• **DATA FOR THIS EXERCISE**
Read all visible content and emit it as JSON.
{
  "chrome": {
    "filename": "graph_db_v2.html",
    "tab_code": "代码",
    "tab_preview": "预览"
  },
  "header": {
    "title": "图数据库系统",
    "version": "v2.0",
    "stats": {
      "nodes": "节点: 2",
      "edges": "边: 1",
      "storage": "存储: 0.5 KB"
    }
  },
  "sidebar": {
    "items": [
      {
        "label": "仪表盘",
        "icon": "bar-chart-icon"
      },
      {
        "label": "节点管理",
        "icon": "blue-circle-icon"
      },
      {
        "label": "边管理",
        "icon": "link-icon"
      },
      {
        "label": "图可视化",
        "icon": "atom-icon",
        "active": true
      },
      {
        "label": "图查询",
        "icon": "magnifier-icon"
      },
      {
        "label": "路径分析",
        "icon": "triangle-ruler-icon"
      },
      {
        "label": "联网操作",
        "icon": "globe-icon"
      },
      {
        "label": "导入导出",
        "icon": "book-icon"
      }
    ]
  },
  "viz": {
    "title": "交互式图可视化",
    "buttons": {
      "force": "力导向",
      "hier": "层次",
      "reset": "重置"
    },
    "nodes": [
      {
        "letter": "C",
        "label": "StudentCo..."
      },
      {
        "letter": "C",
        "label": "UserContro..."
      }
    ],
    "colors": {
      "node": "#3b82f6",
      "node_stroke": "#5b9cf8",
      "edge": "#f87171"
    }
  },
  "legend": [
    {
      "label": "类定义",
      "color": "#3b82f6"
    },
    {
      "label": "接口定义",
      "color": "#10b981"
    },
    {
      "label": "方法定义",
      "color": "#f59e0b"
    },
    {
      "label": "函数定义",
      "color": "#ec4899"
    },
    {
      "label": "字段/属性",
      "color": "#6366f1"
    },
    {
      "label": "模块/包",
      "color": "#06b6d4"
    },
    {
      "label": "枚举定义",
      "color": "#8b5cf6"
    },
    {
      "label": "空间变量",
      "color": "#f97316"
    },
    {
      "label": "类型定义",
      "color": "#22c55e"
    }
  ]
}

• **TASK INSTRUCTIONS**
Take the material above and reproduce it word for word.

• **ANSWER TO THIS PROBLEM**
Read all visible content and emit it as JSON.
{
  "chrome": {
    "filename": "graph_db_v2.html",
    "tab_code": "代码",
    "tab_preview": "预览"
  },
  "header": {
    "title": "图数据库系统",
    "version": "v2.0",
    "stats": {
      "nodes": "节点: 2",
      "edges": "边: 1",
      "storage": "存储: 0.5 KB"
    }
  },
  "sidebar": {
    "items": [
      {
        "label": "仪表盘",
        "icon": "bar-chart-icon"
      },
      {
        "label": "节点管理",
        "icon": "blue-circle-icon"
      },
      {
        "label": "边管理",
        "icon": "link-icon"
      },
      {
        "label": "图可视化",
        "icon": "atom-icon",
        "active": true
      },
      {
        "label": "图查询",
        "icon": "magnifier-icon"
      },
      {
        "label": "路径分析",
        "icon": "triangle-ruler-icon"
      },
      {
        "label": "联网操作",
        "icon": "globe-icon"
      },
      {
        "label": "导入导出",
        "icon": "book-icon"
      }
    ]
  },
  "viz": {
    "title": "交互式图可视化",
    "buttons": {
      "force": "力导向",
      "hier": "层次",
      "reset": "重置"
    },
    "nodes": [
      {
        "letter": "C",
        "label": "StudentCo..."
      },
      {
        "letter": "C",
        "label": "UserContro..."
      }
    ],
    "colors": {
      "node": "#3b82f6",
      "node_stroke": "#5b9cf8",
      "edge": "#f87171"
    }
  },
  "legend": [
    {
      "label": "类定义",
      "color": "#3b82f6"
    },
    {
      "label": "接口定义",
      "color": "#10b981"
    },
    {
      "label": "方法定义",
      "color": "#f59e0b"
    },
    {
      "label": "函数定义",
      "color": "#ec4899"
    },
    {
      "label": "字段/属性",
      "color": "#6366f1"
    },
    {
      "label": "模块/包",
      "color": "#06b6d4"
    },
    {
      "label": "枚举定义",
      "color": "#8b5cf6"
    },
    {
      "label": "空间变量",
      "color": "#f97316"
    },
    {
      "label": "类型定义",
      "color": "#22c55e"
    }
  ]
}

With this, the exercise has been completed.